As the name implies, your sales foundations form the basis of everything else you do within the sales process. That's why you absolutely must understand who you are as a company, and then play to those strengths.
Sales Design (Who Do You Sell To?)
Once your sales foundations have been firmly established, you need to understand who your target customers are. After all, you don't want to be "punching air" by targeting consumers that aren't likely to purchase from your business.
This is where buyer personas come into the picture. Your marketing team (preferably with input from sales) needs to come up with a profile of your ideal customer — or even multiple profiles, depending on how specific your targeting is.
With that buyer persona in hand, your sales reps will be in a better position to understand the thoughts, concerns, and desires of their leads, nurture them effectively, and eventually convert them into paying customers.
Sales Infrastructure (How Will You Sell It?)
Once you have a firm grasp on who you are, and who your ideal customer is, it's time to build your sales infrastructure. In other words, the processes that can bridge the gap between you and your consumers.
Your infrastructure includes the systems and software programs you use to manage customer relationships, your clearly defined sales funnel, as well as your KPIs, metrics and quotas.

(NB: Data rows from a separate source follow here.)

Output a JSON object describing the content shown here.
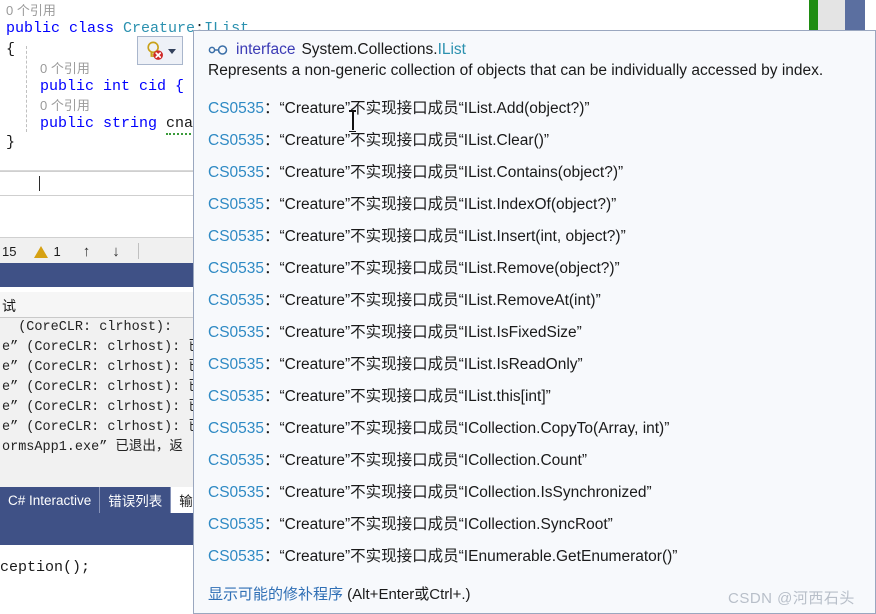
{
  "editor": {
    "ref_hint_1": "0 个引用",
    "line_class_prefix": "public class ",
    "line_class_name": "Creature",
    "line_class_colon": ":",
    "line_class_iface": "IList",
    "brace_open": "{",
    "ref_hint_2": "0 个引用",
    "prop_int": "public int cid { ge",
    "ref_hint_3": "0 个引用",
    "prop_string_kw": "public string ",
    "prop_string_name": "cname",
    "brace_close": "}"
  },
  "error_list": {
    "error_count": "15",
    "warning_count": "1",
    "up_arrow": "↑",
    "down_arrow": "↓"
  },
  "output": {
    "header": "试",
    "lines": [
      "  (CoreCLR: clrhost):",
      "e” (CoreCLR: clrhost): 已",
      "e” (CoreCLR: clrhost): 已",
      "e” (CoreCLR: clrhost): 已",
      "e” (CoreCLR: clrhost): 已",
      "e” (CoreCLR: clrhost): 已",
      "ormsApp1.exe” 已退出，返"
    ]
  },
  "tabs": [
    {
      "label": "C# Interactive",
      "active": false
    },
    {
      "label": "错误列表",
      "active": false
    },
    {
      "label": "输",
      "active": true
    }
  ],
  "bottom_code": {
    "line": "ception();"
  },
  "tooltip": {
    "icon": "interface-icon",
    "header_keyword": "interface",
    "header_namespace": "System.Collections.",
    "header_type": "IList",
    "description": "Represents a non-generic collection of objects that can be individually accessed by index.",
    "diagnostics": [
      {
        "code": "CS0535",
        "message": "：“Creature”不实现接口成员“IList.Add(object?)”"
      },
      {
        "code": "CS0535",
        "message": "：“Creature”不实现接口成员“IList.Clear()”"
      },
      {
        "code": "CS0535",
        "message": "：“Creature”不实现接口成员“IList.Contains(object?)”"
      },
      {
        "code": "CS0535",
        "message": "：“Creature”不实现接口成员“IList.IndexOf(object?)”"
      },
      {
        "code": "CS0535",
        "message": "：“Creature”不实现接口成员“IList.Insert(int, object?)”"
      },
      {
        "code": "CS0535",
        "message": "：“Creature”不实现接口成员“IList.Remove(object?)”"
      },
      {
        "code": "CS0535",
        "message": "：“Creature”不实现接口成员“IList.RemoveAt(int)”"
      },
      {
        "code": "CS0535",
        "message": "：“Creature”不实现接口成员“IList.IsFixedSize”"
      },
      {
        "code": "CS0535",
        "message": "：“Creature”不实现接口成员“IList.IsReadOnly”"
      },
      {
        "code": "CS0535",
        "message": "：“Creature”不实现接口成员“IList.this[int]”"
      },
      {
        "code": "CS0535",
        "message": "：“Creature”不实现接口成员“ICollection.CopyTo(Array, int)”"
      },
      {
        "code": "CS0535",
        "message": "：“Creature”不实现接口成员“ICollection.Count”"
      },
      {
        "code": "CS0535",
        "message": "：“Creature”不实现接口成员“ICollection.IsSynchronized”"
      },
      {
        "code": "CS0535",
        "message": "：“Creature”不实现接口成员“ICollection.SyncRoot”"
      },
      {
        "code": "CS0535",
        "message": "：“Creature”不实现接口成员“IEnumerable.GetEnumerator()”"
      }
    ],
    "fix_link_text": "显示可能的修补程序",
    "fix_link_shortcut": " (Alt+Enter或Ctrl+.)"
  },
  "watermark": "CSDN @河西石头",
  "colors": {
    "accent_blue": "#3f5186",
    "link_blue": "#2f8ac4",
    "keyword_blue": "#0000ff",
    "type_teal": "#2b91af",
    "error_red": "#d41313",
    "warning_gold": "#d6a113",
    "strip_green": "#1f8c12"
  }
}
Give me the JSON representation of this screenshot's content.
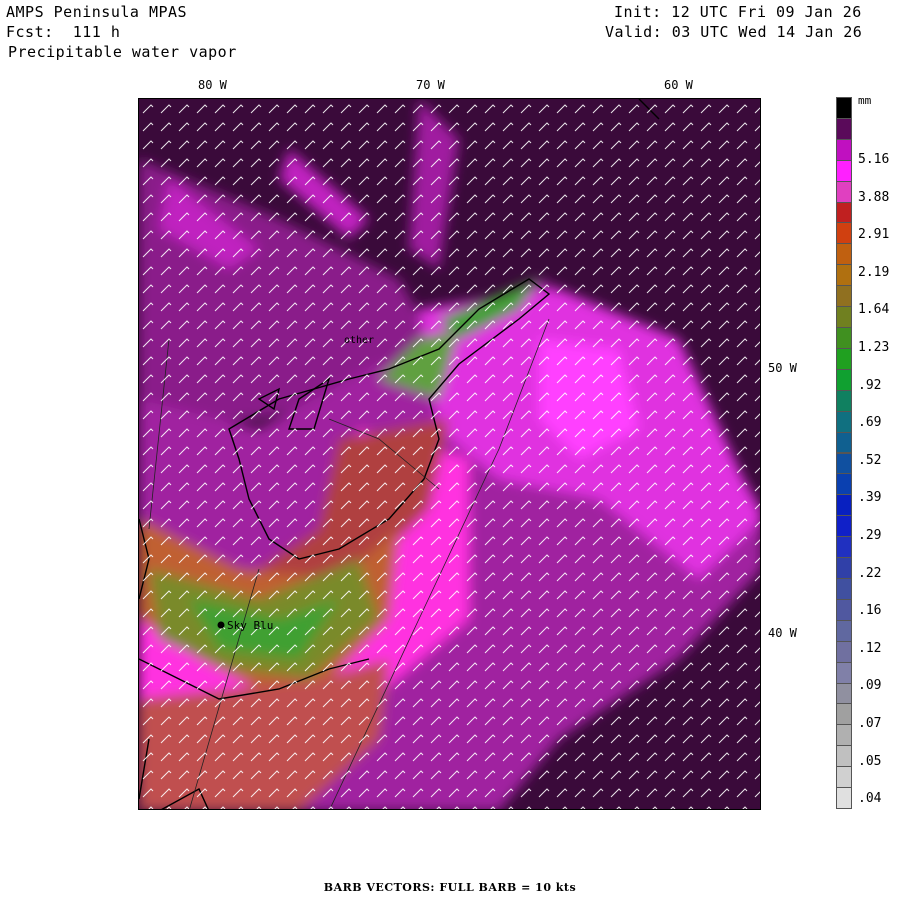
{
  "header": {
    "title": "AMPS Peninsula MPAS",
    "fcst": "Fcst:  111 h",
    "field": "Precipitable water vapor",
    "init": "Init: 12 UTC Fri 09 Jan 26",
    "valid": "Valid: 03 UTC Wed 14 Jan 26"
  },
  "map": {
    "lon_labels": [
      "80 W",
      "70 W",
      "60 W",
      "50 W",
      "40 W"
    ],
    "stations": [
      {
        "name": "Sky Blu"
      }
    ],
    "other_text": "other"
  },
  "legend": {
    "unit": "mm",
    "values": [
      "5.16",
      "3.88",
      "2.91",
      "2.19",
      "1.64",
      "1.23",
      ".92",
      ".69",
      ".52",
      ".39",
      ".29",
      ".22",
      ".16",
      ".12",
      ".09",
      ".07",
      ".05",
      ".04"
    ],
    "colors": [
      "#000000",
      "#5a0a5a",
      "#c010c0",
      "#ff20ff",
      "#e040c0",
      "#c02020",
      "#d04010",
      "#c06010",
      "#b07010",
      "#907020",
      "#708020",
      "#409020",
      "#20a020",
      "#10a030",
      "#108060",
      "#107080",
      "#106090",
      "#1050a0",
      "#0a40b0",
      "#0820c0",
      "#1020c8",
      "#2030c0",
      "#3040a8",
      "#4050a0",
      "#5058a0",
      "#6068a0",
      "#7070a0",
      "#8080a8",
      "#9090a0",
      "#a0a0a0",
      "#b0b0b0",
      "#c0c0c0",
      "#d0d0d0",
      "#e0e0e0"
    ]
  },
  "footer": "BARB VECTORS:  FULL BARB = 10 kts"
}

When these three elements — sales foundations, sales design, and sales infrastructure — are all working properly, and are clearly aligned with one another, then your first framework (The Revenue Equation) is firmly in place.
Framework #2: The Individual Performance Planner

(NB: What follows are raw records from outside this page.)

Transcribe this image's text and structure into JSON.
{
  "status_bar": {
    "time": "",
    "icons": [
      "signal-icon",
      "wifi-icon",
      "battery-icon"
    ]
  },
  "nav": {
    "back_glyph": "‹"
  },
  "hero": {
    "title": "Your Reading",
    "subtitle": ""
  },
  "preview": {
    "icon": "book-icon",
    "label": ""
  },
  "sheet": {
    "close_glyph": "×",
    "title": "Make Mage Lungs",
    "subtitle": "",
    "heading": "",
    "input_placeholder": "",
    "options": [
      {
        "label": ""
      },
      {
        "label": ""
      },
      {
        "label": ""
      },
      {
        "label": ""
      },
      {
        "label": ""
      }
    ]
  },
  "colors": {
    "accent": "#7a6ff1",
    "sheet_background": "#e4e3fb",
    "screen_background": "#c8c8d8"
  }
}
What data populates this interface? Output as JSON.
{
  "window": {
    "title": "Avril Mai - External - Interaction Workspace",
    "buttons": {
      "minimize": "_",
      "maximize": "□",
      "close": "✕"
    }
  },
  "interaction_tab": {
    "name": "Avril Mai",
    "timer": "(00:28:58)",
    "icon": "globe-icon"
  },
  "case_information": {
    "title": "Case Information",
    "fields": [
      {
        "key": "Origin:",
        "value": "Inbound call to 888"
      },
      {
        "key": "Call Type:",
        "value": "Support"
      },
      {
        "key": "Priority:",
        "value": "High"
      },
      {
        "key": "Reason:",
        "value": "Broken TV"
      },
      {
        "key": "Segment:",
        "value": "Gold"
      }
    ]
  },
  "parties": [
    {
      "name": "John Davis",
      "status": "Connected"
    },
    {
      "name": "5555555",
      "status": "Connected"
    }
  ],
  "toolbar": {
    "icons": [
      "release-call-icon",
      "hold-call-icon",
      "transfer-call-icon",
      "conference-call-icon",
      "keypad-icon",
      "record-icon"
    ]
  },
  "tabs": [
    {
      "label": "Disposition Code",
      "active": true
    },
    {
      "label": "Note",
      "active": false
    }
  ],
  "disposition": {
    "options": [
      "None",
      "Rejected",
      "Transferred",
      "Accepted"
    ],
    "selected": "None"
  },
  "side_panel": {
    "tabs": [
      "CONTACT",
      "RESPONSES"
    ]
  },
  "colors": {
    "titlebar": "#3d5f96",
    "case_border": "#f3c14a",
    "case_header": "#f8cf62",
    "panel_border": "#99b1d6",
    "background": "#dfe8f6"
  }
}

Your Revenue Equation is in place. Everyone on your team has collaborated to make it a reality. Now, you have to start shifting your focus from the big picture to the details. These details are comprehensive, from the Revenue Equation to the individual performance of your sales reps.

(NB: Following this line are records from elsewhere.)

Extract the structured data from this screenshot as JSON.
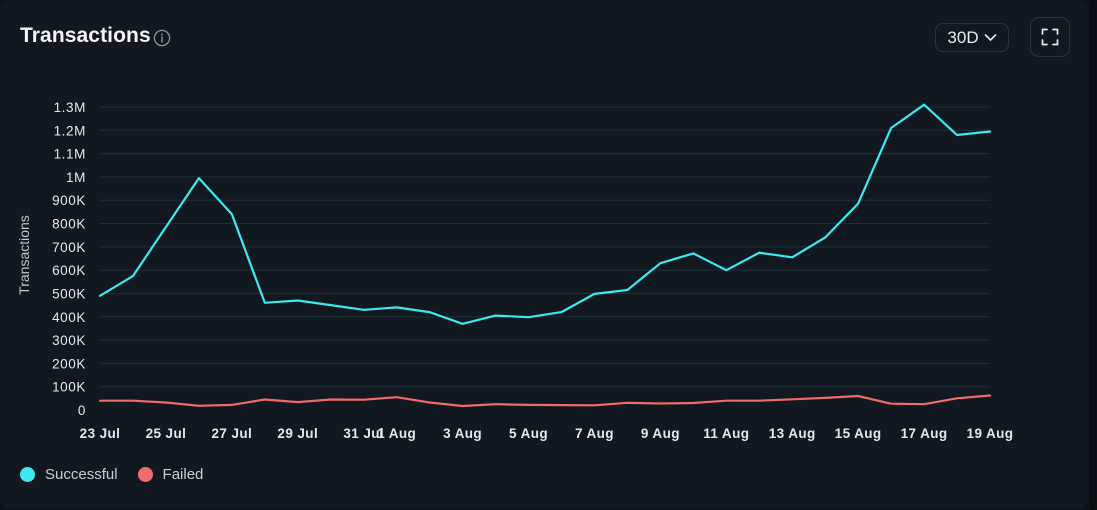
{
  "header": {
    "title": "Transactions",
    "range_label": "30D"
  },
  "icons": {
    "info": "info-icon",
    "range_dropdown": "chevron-down-icon",
    "expand": "fullscreen-icon"
  },
  "colors": {
    "successful": "#3ee8f0",
    "failed": "#f06b6b",
    "grid": "#1c2e3c",
    "tick_text": "#e6e9ec",
    "axis_label": "#c2c7cd"
  },
  "legend": {
    "items": [
      {
        "label": "Successful"
      },
      {
        "label": "Failed"
      }
    ]
  },
  "chart_data": {
    "type": "line",
    "title": "Transactions",
    "xlabel": "",
    "ylabel": "Transactions",
    "ylim": [
      0,
      1300000
    ],
    "grid": true,
    "legend_position": "bottom-left",
    "yticks": [
      0,
      100000,
      200000,
      300000,
      400000,
      500000,
      600000,
      700000,
      800000,
      900000,
      1000000,
      1100000,
      1200000,
      1300000
    ],
    "ytick_labels": [
      "0",
      "100K",
      "200K",
      "300K",
      "400K",
      "500K",
      "600K",
      "700K",
      "800K",
      "900K",
      "1M",
      "1.1M",
      "1.2M",
      "1.3M"
    ],
    "x": [
      "23 Jul",
      "24 Jul",
      "25 Jul",
      "26 Jul",
      "27 Jul",
      "28 Jul",
      "29 Jul",
      "30 Jul",
      "31 Jul",
      "1 Aug",
      "2 Aug",
      "3 Aug",
      "4 Aug",
      "5 Aug",
      "6 Aug",
      "7 Aug",
      "8 Aug",
      "9 Aug",
      "10 Aug",
      "11 Aug",
      "12 Aug",
      "13 Aug",
      "14 Aug",
      "15 Aug",
      "16 Aug",
      "17 Aug",
      "18 Aug",
      "19 Aug"
    ],
    "xtick_labels": [
      "23 Jul",
      "25 Jul",
      "27 Jul",
      "29 Jul",
      "31 Jul",
      "1 Aug",
      "3 Aug",
      "5 Aug",
      "7 Aug",
      "9 Aug",
      "11 Aug",
      "13 Aug",
      "15 Aug",
      "17 Aug",
      "19 Aug"
    ],
    "xtick_dates": [
      "23 Jul",
      "25 Jul",
      "27 Jul",
      "29 Jul",
      "31 Jul",
      "1 Aug",
      "3 Aug",
      "5 Aug",
      "7 Aug",
      "9 Aug",
      "11 Aug",
      "13 Aug",
      "15 Aug",
      "17 Aug",
      "19 Aug"
    ],
    "series": [
      {
        "name": "Successful",
        "values": [
          490000,
          575000,
          785000,
          995000,
          840000,
          460000,
          470000,
          450000,
          430000,
          440000,
          420000,
          370000,
          405000,
          398000,
          420000,
          498000,
          515000,
          630000,
          672000,
          600000,
          675000,
          655000,
          740000,
          885000,
          1210000,
          1310000,
          1180000,
          1195000
        ]
      },
      {
        "name": "Failed",
        "values": [
          40000,
          40000,
          32000,
          18000,
          22000,
          45000,
          34000,
          45000,
          44000,
          55000,
          32000,
          17000,
          25000,
          22000,
          21000,
          20000,
          31000,
          28000,
          30000,
          40000,
          40000,
          46000,
          52000,
          60000,
          27000,
          25000,
          50000,
          62000
        ]
      }
    ]
  }
}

This is where collaboration and open communication become even more critical. Within this framework, your first order of business is to discuss with each sales rep what his or her strengths and growth opportunities are.
What short-term and long-term goals will the rep set inside (and possibly outside) of work? The outcome of these discussions will be condensed and solidified into their own Individual Performance Planner.
Intentionality is key in this framework. You have to demonstrate how serious you are when it comes to supporting your team members, and helping them achieve their goals. At the same time, your reps have to buy into this process, and commit to being the best salespeople they can be.
This give and take is the only way to achieve maximum value from the important (but still theoretical) Revenue Equation.
Framework #3: The Revenue Planner
This final framework is where you'll see the fruits of your labor. You have your Revenue Equation in place, and your team members onboard. Now you have the insights and the freedom to identify key growth opportunities within the sales process. Next, you'll develop a plan of action for each one.
Over the first three months of the process, this will involve taking various actions. Consider adjusting discounts to featured products, doubling down on relationships with established customers, or refining your price points. Really, the sky's the limit.
After achieving some quick wins, you'll want to stabilize your revenue in the following three months. Aim for continuous revenue growth in the months (and years) to follow. While the Revenue Planning stage is unique to each business, the framework it provides is useful across the board.
Create Your Own Success Story
Look deeply at sales success stories. Odds are you'll discern these three frameworks at work, in one way or another. Build your sales process around these frameworks. Then, your company will also enjoy quick wins and sustainable growth.
If you'd like more insights on how to improve sales performance for your SMB, sign up for our newsletter. Contact us directly, or explore our website for other valuable resources and webinars.